_TASK STATEMENT_. Copy every line below exactly.

_ENTRIES PROVIDED_.
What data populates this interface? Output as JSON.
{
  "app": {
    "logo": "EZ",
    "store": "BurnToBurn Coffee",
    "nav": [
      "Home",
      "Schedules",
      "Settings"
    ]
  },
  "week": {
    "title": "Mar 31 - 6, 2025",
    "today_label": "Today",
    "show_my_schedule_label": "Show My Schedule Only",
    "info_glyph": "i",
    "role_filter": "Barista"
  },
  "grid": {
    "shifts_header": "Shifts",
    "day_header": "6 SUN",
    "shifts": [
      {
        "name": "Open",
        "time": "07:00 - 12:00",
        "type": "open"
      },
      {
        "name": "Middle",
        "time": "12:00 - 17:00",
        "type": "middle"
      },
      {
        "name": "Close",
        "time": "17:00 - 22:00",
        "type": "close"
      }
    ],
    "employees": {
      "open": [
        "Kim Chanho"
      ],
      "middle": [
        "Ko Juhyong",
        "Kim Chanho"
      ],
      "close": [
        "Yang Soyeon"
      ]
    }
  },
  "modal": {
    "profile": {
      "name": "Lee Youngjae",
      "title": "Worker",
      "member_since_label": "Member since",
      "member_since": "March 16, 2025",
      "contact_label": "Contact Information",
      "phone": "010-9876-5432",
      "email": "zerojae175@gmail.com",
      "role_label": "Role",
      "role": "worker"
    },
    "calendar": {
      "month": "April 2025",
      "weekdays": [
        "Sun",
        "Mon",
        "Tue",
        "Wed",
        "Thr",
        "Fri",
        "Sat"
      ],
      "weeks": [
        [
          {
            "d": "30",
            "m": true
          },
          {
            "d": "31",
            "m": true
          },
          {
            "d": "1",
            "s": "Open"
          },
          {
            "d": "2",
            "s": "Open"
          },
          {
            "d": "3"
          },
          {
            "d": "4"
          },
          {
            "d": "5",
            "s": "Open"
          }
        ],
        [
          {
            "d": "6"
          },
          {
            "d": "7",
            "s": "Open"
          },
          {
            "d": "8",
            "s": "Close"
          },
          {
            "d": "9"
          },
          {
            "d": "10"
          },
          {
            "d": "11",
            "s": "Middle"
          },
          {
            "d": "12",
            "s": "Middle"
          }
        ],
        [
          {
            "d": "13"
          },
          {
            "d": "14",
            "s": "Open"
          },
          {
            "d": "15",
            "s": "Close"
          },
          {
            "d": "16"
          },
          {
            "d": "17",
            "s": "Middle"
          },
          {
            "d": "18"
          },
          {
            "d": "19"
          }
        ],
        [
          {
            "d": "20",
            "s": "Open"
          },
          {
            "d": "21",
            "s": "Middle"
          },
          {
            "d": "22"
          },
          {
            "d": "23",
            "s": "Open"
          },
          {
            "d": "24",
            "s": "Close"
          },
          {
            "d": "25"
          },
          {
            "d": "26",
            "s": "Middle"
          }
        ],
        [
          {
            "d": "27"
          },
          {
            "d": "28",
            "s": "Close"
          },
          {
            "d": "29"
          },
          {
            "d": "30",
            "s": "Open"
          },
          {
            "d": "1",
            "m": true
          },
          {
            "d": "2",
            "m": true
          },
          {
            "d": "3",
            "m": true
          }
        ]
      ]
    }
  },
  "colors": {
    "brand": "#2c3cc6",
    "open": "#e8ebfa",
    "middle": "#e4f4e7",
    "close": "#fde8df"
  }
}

_RESPONSE_.
What data populates this interface? Output as JSON.
{
  "app": {
    "logo": "EZ",
    "store": "BurnToBurn Coffee",
    "nav": [
      "Home",
      "Schedules",
      "Settings"
    ]
  },
  "week": {
    "title": "Mar 31 - 6, 2025",
    "today_label": "Today",
    "show_my_schedule_label": "Show My Schedule Only",
    "info_glyph": "i",
    "role_filter": "Barista"
  },
  "grid": {
    "shifts_header": "Shifts",
    "day_header": "6 SUN",
    "shifts": [
      {
        "name": "Open",
        "time": "07:00 - 12:00",
        "type": "open"
      },
      {
        "name": "Middle",
        "time": "12:00 - 17:00",
        "type": "middle"
      },
      {
        "name": "Close",
        "time": "17:00 - 22:00",
        "type": "close"
      }
    ],
    "employees": {
      "open": [
        "Kim Chanho"
      ],
      "middle": [
        "Ko Juhyong",
        "Kim Chanho"
      ],
      "close": [
        "Yang Soyeon"
      ]
    }
  },
  "modal": {
    "profile": {
      "name": "Lee Youngjae",
      "title": "Worker",
      "member_since_label": "Member since",
      "member_since": "March 16, 2025",
      "contact_label": "Contact Information",
      "phone": "010-9876-5432",
      "email": "zerojae175@gmail.com",
      "role_label": "Role",
      "role": "worker"
    },
    "calendar": {
      "month": "April 2025",
      "weekdays": [
        "Sun",
        "Mon",
        "Tue",
        "Wed",
        "Thr",
        "Fri",
        "Sat"
      ],
      "weeks": [
        [
          {
            "d": "30",
            "m": true
          },
          {
            "d": "31",
            "m": true
          },
          {
            "d": "1",
            "s": "Open"
          },
          {
            "d": "2",
            "s": "Open"
          },
          {
            "d": "3"
          },
          {
            "d": "4"
          },
          {
            "d": "5",
            "s": "Open"
          }
        ],
        [
          {
            "d": "6"
          },
          {
            "d": "7",
            "s": "Open"
          },
          {
            "d": "8",
            "s": "Close"
          },
          {
            "d": "9"
          },
          {
            "d": "10"
          },
          {
            "d": "11",
            "s": "Middle"
          },
          {
            "d": "12",
            "s": "Middle"
          }
        ],
        [
          {
            "d": "13"
          },
          {
            "d": "14",
            "s": "Open"
          },
          {
            "d": "15",
            "s": "Close"
          },
          {
            "d": "16"
          },
          {
            "d": "17",
            "s": "Middle"
          },
          {
            "d": "18"
          },
          {
            "d": "19"
          }
        ],
        [
          {
            "d": "20",
            "s": "Open"
          },
          {
            "d": "21",
            "s": "Middle"
          },
          {
            "d": "22"
          },
          {
            "d": "23",
            "s": "Open"
          },
          {
            "d": "24",
            "s": "Close"
          },
          {
            "d": "25"
          },
          {
            "d": "26",
            "s": "Middle"
          }
        ],
        [
          {
            "d": "27"
          },
          {
            "d": "28",
            "s": "Close"
          },
          {
            "d": "29"
          },
          {
            "d": "30",
            "s": "Open"
          },
          {
            "d": "1",
            "m": true
          },
          {
            "d": "2",
            "m": true
          },
          {
            "d": "3",
            "m": true
          }
        ]
      ]
    }
  },
  "colors": {
    "brand": "#2c3cc6",
    "open": "#e8ebfa",
    "middle": "#e4f4e7",
    "close": "#fde8df"
  }
}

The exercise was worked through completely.